Suggested by citizens, the flag series has been in development for about three years. Einar V. Dyhrkopp, chairman of the Postal Service Board of Governors, will dedicate the stamps at a ceremony scheduled to begin at 7 p.m. at Fort McHenry National Monument and Historic Shrine.
The stamp release is part of Pause for the Pledge of Allegiance, perhaps Baltimore's largest Flag Day event, sponsored annually at Fort McHenry by the Baltimore-based National Flag Day Foundation.
Flag Day festivities
Flag Day events at Fort McHenry will include a band concert and flyover by the Maryland Air National Guard's Thunderbolt Jets of the 104th Fighter Squadron.The program will conclude about 9:30 p.m. with a fireworks display.
Pat Perluke, project manager for the National Flag Day Foundation, said the U.S. Postal Service asked the group to hold the stamp unveiling because it has held Flag Day events at the fort for 21 years. "The significance to us is that the Star-Spangled Banner is one of the stamps being introduced.
"We're very fortunate to have Fort McHenry right in our back yard, and the Star-Spangled Banneris the Fort McHenry flag," she said. "This is the flag that inspired Francis Scott Keyto write `The Star-Spangled Banner' in 1814."
Key was on a ship watching the fierce bombardment of Fort McHenry and was inspired to pen what became the country's national anthem when he saw the flag waving in the morning.
In addition to the Star-Spangled Banner, the stamps represent various stages of the flag's evolution.

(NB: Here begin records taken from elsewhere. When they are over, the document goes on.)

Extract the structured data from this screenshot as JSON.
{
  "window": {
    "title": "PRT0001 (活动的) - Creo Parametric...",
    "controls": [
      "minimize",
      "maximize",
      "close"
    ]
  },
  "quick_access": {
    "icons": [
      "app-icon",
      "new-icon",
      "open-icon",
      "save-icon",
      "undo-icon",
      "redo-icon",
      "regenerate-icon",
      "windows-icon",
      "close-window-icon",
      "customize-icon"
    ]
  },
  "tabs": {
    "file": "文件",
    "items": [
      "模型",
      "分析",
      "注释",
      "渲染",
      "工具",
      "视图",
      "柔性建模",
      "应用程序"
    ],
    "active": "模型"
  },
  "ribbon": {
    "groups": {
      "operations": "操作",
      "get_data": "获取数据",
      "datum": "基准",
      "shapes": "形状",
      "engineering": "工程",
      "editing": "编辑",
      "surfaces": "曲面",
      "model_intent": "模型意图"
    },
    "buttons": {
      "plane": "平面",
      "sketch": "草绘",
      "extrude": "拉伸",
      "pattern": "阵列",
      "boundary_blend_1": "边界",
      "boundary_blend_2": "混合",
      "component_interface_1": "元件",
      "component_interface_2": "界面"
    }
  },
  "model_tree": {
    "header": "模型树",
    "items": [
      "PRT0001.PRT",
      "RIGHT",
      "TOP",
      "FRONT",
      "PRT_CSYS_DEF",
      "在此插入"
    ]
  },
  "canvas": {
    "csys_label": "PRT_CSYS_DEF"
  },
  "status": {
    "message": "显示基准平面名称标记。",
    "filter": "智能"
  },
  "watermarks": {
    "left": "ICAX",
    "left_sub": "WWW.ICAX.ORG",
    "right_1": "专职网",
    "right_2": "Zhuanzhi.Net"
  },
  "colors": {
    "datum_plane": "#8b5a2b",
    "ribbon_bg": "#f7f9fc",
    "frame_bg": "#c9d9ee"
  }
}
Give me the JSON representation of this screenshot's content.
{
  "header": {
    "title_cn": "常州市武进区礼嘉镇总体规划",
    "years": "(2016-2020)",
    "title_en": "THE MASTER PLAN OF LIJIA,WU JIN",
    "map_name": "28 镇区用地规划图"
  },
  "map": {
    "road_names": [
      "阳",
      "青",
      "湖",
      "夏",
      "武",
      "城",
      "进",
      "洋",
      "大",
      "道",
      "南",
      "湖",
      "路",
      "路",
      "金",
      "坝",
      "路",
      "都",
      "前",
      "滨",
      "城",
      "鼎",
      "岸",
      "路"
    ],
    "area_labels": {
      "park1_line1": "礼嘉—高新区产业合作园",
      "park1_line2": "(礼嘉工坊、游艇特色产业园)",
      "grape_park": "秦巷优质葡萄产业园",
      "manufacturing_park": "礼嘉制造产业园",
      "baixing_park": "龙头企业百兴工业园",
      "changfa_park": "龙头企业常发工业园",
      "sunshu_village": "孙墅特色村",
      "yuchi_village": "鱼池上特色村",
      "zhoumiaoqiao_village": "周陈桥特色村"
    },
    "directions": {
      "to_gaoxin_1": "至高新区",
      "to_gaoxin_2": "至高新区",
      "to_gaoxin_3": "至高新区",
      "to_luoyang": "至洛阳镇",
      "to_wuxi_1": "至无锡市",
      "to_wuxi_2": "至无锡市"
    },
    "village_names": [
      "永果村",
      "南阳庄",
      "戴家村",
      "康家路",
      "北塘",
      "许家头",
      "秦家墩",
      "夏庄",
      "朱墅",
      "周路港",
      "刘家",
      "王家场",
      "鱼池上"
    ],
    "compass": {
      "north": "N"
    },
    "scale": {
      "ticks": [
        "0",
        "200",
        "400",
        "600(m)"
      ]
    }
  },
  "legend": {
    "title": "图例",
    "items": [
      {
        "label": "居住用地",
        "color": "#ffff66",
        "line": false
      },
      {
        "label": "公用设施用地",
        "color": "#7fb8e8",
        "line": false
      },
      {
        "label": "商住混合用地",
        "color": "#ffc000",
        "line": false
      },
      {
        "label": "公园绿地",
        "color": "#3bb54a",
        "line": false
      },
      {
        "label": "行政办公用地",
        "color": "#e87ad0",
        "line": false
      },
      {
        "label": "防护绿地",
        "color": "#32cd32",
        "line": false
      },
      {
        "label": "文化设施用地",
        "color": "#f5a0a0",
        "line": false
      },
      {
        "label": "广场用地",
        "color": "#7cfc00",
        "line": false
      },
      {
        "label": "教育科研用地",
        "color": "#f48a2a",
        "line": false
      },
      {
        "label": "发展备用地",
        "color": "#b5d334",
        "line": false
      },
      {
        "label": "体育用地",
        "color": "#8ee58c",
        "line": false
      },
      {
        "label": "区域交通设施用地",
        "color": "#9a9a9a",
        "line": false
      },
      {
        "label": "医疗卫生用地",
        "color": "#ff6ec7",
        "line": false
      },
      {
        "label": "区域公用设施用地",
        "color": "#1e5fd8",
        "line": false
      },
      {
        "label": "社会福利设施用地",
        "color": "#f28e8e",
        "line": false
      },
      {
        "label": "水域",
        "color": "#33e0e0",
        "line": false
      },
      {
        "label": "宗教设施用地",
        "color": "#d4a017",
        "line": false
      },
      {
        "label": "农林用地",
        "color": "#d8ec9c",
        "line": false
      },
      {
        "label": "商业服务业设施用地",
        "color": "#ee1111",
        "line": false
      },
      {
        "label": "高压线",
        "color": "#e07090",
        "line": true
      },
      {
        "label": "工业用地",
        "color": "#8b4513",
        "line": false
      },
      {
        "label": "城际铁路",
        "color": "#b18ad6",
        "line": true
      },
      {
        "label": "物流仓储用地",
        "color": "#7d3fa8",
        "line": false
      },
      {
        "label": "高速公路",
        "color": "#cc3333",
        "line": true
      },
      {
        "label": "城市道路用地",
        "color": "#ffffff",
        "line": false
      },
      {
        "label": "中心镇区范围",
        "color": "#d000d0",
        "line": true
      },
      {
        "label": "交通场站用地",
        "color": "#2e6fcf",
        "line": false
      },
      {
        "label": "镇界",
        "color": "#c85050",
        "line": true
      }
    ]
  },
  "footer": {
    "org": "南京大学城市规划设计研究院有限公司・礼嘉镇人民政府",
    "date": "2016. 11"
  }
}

One of the stamps features the Continental Colors flag, which was used by George Washington's army in 1775. Other stamps display regional and military flags.
The minihistory lesson that the stamp series provides was researched by Whitney Smith, executive director of the Flag Research Center in Winchester, Mass.
David Martucci, a flag expert based in Washington, Maine, reviewed Smith's research, a practice the post office requires before designing new stamps.
Martucci explains on his Web site that early U.S. flags did not have one specific design.
After 1777, Congress adopted the Stars and Stripes, which is one of the designs on the soon-to-be-released stamps. Because few of the flags have official names, the names that appear on the stamps either describe the flag design or place the flag in a historical context.
Martucci sees the flag stamps as an important learning tool for Americans.
"It's important to think about our flag because the flag and attitudes about it have evolved through the years," he said. "The Postal Service is trying to present some history in a way that most people will come into contact with."